The team is seemingly set, save for one very key position: Center field.
New York has two primary options at this point: Melky Cabrera and Brett Gardner. Of course, Johnny Damon or Nick Swisher could be used as emergency options, but they are better served in left and right field, respectively.
To say Cabrera's 2008 was disappointing would be an understatement of massive proportions. He regressed in every category (His raw batting line went from .273/.327/.718 to .249/301/.642) and earned himself a demotion to Triple-A Scranton/Wilkes-Barre on Aug. 15. The problems that cropped up in an otherwise successful 2007 (lack of hustle, overaggressiveness at the plate, sliding into first base) multiplied in 2008, leaving manager Joe Girardi with virtually no choice but to explore other options.
The option, in this case, was Gardner, a high-OBP hitter with oodles of speed. In his 127 AB with New York, he was just mediocre, posting a line of .228/.283/.582. He did, however, have 13 stolen bases in that time, as well as two walk-off hits. He also ended the season hot, going 10 for his last 29, including three multi-hit games during a six-game hitting streak to close out 2008.
In my view, the answer is Gardner and the reason is the aforementioned speed. Batting Gardner at the bottom of the lineup would, in effect, give Girardi back-to-back leadoff men in front of Teixeira, Alex Rodriguez, Jorge Posada, Robinson Cano and Hideki Matsui. The increased RBI opportunities for the big boys should lead to an improved offensive output.
The speed also gives him plus range in center field, which should improve as he learns the intricacies of the position. His arm is already decent, as his five assists in 2008 exhibit.

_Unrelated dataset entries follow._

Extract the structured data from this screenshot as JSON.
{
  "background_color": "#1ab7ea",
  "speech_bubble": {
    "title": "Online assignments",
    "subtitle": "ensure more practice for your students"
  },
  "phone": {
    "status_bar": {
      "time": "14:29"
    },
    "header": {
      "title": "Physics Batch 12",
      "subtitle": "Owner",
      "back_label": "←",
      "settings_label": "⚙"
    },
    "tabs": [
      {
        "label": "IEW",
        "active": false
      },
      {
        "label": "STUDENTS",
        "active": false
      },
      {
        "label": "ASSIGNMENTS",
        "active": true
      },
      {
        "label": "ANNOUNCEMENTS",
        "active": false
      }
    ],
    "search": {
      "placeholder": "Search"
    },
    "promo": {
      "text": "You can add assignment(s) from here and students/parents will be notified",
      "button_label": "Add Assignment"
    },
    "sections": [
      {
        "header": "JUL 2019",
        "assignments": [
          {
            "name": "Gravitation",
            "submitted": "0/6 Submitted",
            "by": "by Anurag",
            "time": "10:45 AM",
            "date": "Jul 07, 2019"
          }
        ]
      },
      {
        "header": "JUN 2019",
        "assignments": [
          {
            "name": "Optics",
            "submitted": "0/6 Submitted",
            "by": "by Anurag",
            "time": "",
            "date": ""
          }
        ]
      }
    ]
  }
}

If given a chance, I think Gardner can be a viable everyday option center field, and certainly an adequate-at-worst stopgap until Austin Jackson arrives next season.